AVAILABLE DATA:
....

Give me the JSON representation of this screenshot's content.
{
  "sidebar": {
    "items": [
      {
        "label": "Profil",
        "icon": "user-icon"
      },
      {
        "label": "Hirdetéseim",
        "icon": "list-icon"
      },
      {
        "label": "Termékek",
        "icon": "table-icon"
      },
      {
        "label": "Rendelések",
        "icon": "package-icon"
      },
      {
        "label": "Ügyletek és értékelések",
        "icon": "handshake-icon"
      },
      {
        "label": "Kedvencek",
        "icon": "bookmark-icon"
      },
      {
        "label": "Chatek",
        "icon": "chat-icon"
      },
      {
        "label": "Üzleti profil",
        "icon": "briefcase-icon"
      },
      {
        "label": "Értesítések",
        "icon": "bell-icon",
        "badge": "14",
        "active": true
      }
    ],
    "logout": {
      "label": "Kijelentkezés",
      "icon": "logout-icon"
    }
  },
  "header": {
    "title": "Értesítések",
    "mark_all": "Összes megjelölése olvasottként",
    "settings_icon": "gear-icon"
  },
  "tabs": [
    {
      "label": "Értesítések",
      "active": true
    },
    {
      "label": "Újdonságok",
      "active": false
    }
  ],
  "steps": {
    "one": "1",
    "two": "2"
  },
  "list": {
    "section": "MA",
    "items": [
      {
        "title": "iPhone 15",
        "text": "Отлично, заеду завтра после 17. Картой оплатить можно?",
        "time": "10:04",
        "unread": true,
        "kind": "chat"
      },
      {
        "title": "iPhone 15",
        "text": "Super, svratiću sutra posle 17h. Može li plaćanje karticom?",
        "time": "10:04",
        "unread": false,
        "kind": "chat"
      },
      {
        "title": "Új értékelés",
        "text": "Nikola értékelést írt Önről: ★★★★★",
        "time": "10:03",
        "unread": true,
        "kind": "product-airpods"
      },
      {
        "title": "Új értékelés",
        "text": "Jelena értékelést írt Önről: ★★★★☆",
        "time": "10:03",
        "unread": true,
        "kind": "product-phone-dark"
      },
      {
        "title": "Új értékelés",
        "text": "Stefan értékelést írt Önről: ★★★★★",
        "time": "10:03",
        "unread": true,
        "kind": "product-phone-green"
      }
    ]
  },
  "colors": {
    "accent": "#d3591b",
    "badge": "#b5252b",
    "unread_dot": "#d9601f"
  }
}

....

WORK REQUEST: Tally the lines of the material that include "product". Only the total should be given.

RESULT BELOW: 3